● Requirement: Each line in the entries below that holds the string "control" is to be listed.

● Materials provided:
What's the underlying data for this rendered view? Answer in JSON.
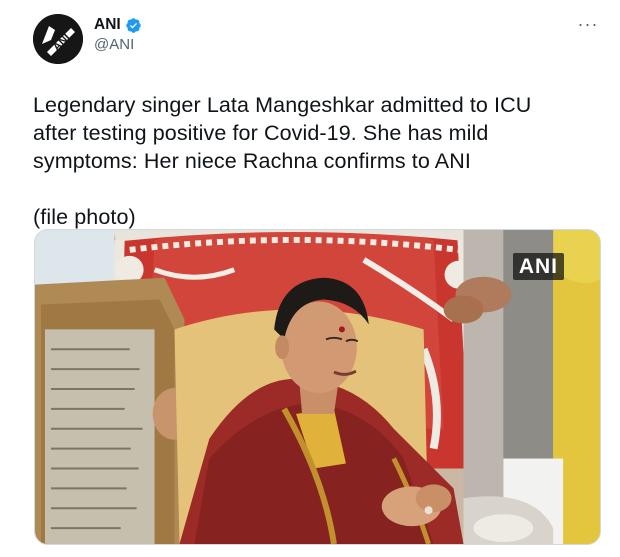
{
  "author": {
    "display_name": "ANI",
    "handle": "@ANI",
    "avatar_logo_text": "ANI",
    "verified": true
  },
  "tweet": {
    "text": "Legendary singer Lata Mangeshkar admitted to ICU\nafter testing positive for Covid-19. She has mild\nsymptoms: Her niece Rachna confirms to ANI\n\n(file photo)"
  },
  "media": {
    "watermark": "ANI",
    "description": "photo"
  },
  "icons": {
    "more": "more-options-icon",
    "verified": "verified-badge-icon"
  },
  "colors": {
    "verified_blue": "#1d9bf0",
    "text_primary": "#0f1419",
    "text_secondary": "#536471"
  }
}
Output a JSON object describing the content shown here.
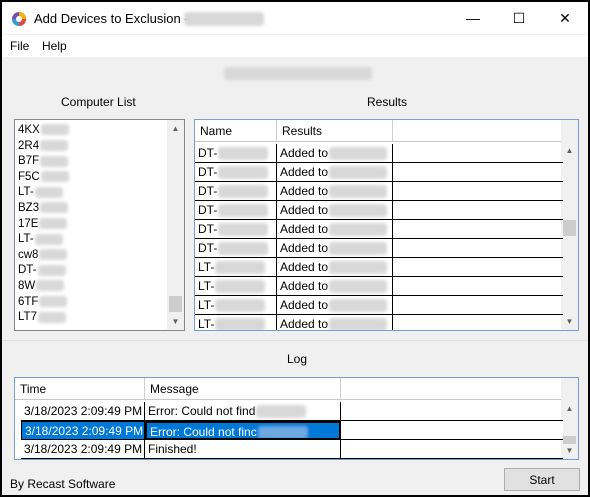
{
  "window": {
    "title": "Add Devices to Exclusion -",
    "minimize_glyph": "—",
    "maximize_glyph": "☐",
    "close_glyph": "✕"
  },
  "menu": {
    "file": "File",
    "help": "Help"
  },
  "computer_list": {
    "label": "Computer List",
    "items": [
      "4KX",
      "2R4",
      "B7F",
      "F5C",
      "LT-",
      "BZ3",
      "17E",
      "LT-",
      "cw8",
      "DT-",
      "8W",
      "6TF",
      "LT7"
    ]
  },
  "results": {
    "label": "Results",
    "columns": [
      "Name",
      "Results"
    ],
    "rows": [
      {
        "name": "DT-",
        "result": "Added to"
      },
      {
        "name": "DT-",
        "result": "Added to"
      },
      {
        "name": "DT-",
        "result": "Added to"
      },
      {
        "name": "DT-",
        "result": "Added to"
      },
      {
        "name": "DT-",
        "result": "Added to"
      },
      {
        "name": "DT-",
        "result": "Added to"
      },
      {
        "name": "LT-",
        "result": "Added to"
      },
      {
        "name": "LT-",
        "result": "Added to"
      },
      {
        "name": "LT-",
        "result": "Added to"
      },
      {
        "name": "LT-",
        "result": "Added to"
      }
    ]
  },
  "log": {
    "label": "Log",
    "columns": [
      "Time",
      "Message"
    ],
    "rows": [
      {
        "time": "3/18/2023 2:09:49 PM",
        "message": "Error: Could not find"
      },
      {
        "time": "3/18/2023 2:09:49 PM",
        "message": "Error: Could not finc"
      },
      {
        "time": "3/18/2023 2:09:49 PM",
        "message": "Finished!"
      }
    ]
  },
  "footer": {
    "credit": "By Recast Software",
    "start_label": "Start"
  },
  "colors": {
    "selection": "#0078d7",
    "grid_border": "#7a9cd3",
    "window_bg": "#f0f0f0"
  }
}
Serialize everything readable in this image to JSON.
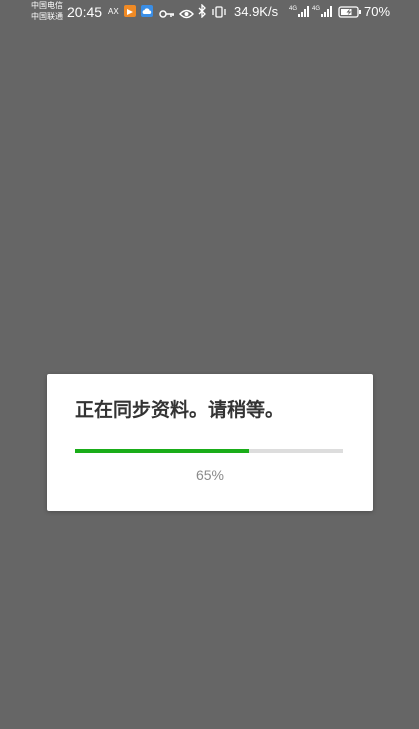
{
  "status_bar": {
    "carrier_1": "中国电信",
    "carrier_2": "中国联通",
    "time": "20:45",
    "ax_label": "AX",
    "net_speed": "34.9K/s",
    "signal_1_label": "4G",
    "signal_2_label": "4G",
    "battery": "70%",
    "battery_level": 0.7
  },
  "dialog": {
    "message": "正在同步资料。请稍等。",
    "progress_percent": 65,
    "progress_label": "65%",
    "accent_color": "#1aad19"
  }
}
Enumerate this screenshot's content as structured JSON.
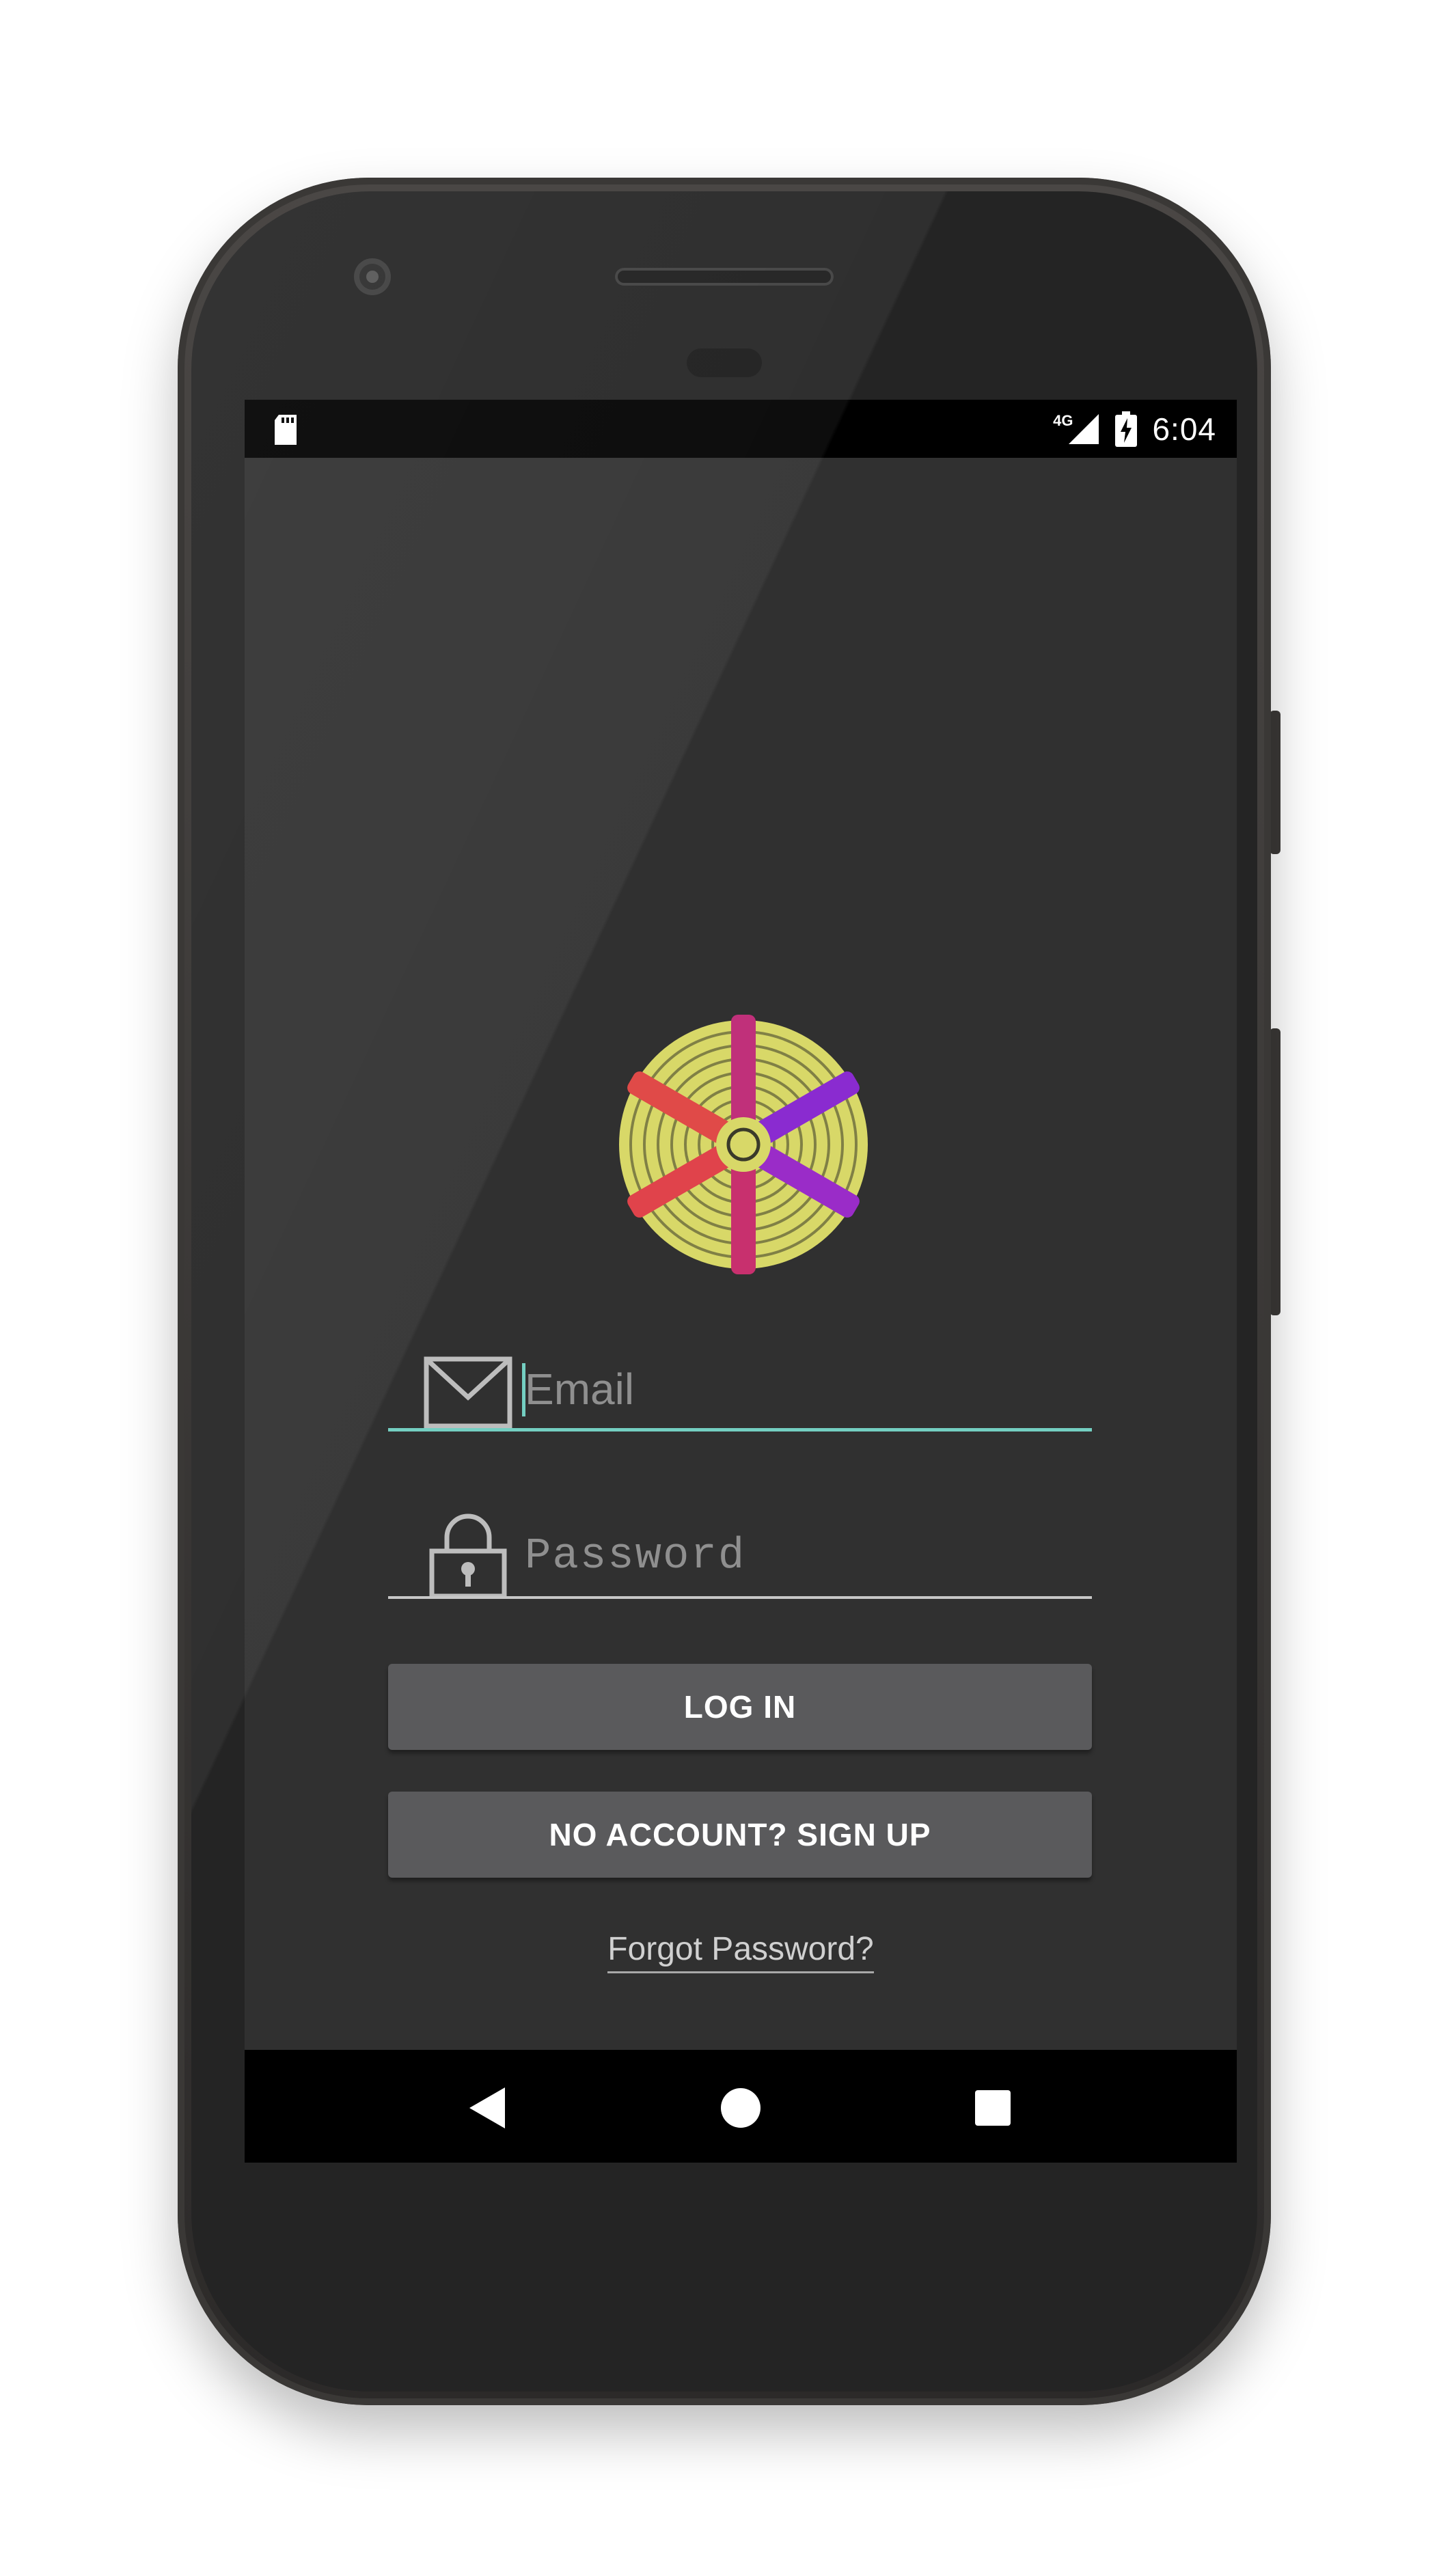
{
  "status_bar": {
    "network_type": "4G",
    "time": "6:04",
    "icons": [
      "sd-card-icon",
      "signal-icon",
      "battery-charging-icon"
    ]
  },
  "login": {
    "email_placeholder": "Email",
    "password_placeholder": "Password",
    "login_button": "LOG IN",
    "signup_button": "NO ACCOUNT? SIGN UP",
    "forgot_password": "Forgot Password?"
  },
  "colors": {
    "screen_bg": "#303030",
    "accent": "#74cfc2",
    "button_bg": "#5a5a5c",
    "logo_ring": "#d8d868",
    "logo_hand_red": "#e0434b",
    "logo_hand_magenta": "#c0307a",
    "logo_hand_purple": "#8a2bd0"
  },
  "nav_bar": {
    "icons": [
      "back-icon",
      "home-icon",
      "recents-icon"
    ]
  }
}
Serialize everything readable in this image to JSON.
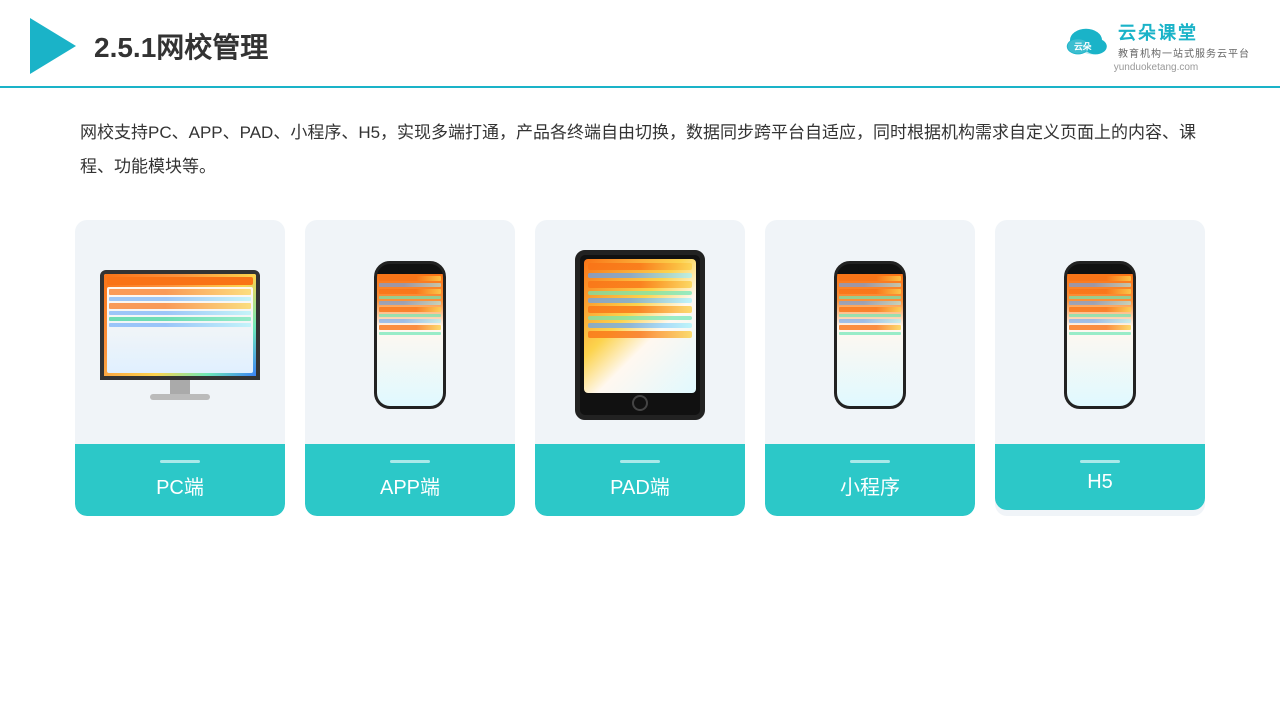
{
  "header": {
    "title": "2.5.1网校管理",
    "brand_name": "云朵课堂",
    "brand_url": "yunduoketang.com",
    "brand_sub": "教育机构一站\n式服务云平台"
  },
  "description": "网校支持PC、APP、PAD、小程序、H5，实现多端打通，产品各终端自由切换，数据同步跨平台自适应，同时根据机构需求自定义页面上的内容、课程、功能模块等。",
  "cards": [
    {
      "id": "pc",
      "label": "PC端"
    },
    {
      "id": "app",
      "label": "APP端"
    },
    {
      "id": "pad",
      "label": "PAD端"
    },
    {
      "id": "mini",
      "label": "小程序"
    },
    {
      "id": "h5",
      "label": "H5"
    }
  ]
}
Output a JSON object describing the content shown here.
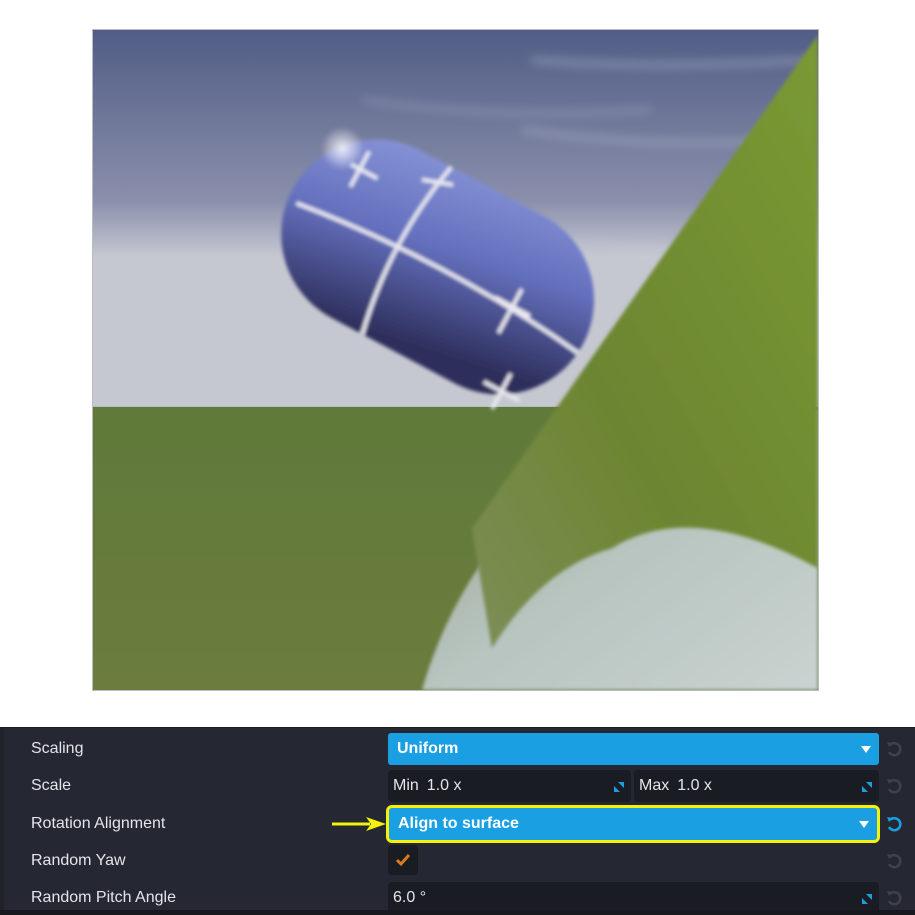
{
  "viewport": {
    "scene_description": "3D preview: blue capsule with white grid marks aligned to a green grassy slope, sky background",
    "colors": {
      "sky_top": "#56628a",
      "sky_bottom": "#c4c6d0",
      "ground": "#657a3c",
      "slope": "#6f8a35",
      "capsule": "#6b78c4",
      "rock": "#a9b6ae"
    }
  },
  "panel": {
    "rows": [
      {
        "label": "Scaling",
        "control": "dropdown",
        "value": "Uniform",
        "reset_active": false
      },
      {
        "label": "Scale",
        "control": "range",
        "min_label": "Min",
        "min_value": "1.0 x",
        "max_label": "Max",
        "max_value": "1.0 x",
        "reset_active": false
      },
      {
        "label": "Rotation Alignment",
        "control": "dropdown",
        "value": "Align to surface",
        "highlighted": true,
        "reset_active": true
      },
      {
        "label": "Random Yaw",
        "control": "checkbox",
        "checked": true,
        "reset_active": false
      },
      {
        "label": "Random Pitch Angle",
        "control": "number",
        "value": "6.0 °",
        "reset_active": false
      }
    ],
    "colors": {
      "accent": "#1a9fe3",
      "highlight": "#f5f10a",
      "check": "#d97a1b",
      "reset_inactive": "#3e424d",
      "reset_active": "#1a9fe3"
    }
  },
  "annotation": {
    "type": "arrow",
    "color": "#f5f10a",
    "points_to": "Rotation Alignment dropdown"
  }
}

● Solution for this problem:
        "control": "dropdown",
        "control": "range",
        "control": "dropdown",
        "control": "checkbox",
        "control": "number",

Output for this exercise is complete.